Every week, Mansion Global poses a tax question to real estate tax attorneys. Here is this week’s question.
A. The short answer is no.
“The property and transfer taxes are not different in Los Angeles for condos and single-family houses,” said David Emanuel, director of luxury estates at AKG, Christie’s International Real Estate. “Taxes are the same for both types of properties.”
Real estate taxes are determined by the size, location and amenities of a residence, not whether it is a condo or single-family home.
Owners of all residences pay the same property tax rates, although condo owners may end up paying less because condos are usually smaller than single-family homes—especially the sprawling multimillion-dollar estates that are so popular in La La Land.
One thing to note is that it is standard for sellers to pay transfer taxes on deals for single-family homes, while buyers pay them in the case of new-build condos, according to agent Michael Druker of Douglas Elliman.
“With county and city transfer taxes, or any point like that where somebody on one side has been standardized to pay something, it’s always a point on the negotiating table,” Mr. Druker said.
For a property that is seeing interest from multiple parties, a buyer offering to pay part or all of that transfer tax could be a sweetener for the seller, the agent added.
Meanwhile, Los Angeles luxury buyers are soon to be subject to a new transfer tax for homes priced at $5 million and more—a so-called mansion tax.
“This new measure, known as Measure ULA, applies to both condominium and single-family homes,” Mr. Emanuel said. “This tax is in addition to the current transfer tax, and is 4% of the sale price for homes that sell from $5 million to $10 million, then jumps to 5.5% for homes $10 million and over. This tax is applicable regardless if the property is sold at a gain or a loss.”
The tax, which goes into effect April 1, applies to homes sold in the city of Los Angeles, and not in incorporated cities such as Calabasas, Hidden Hills and Beverly Hills, Mr. Emanuel noted. In addition, the threshold will be adjusted each year based on inflation.

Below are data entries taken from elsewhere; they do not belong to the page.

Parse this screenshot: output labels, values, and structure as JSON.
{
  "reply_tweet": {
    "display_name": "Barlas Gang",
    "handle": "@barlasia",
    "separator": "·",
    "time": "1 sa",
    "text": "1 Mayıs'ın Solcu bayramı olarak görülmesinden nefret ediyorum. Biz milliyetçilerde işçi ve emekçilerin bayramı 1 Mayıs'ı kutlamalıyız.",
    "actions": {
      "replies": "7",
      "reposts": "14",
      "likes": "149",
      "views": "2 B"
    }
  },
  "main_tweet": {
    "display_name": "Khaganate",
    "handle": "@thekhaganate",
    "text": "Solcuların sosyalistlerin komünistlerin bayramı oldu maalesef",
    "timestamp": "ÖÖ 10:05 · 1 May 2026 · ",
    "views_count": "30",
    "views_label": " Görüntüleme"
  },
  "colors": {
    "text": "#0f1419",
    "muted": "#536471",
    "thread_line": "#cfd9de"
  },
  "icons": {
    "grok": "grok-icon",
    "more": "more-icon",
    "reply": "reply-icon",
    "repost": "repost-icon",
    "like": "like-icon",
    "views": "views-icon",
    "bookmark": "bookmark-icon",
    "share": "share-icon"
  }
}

Although this additional levy could keep some sellers from listing their homes, Mr. Druker said he believed it will become the norm given some time, much like people have adjusted to higher mortgage rates.
“Ultimately people sell houses, for the most part, for the traditional reasons—they need to sell because they are moving out of state or they might be getting a divorce,” he said. “If somebody needs to sell, they’re going to sell whether there’s a mansion tax or not.”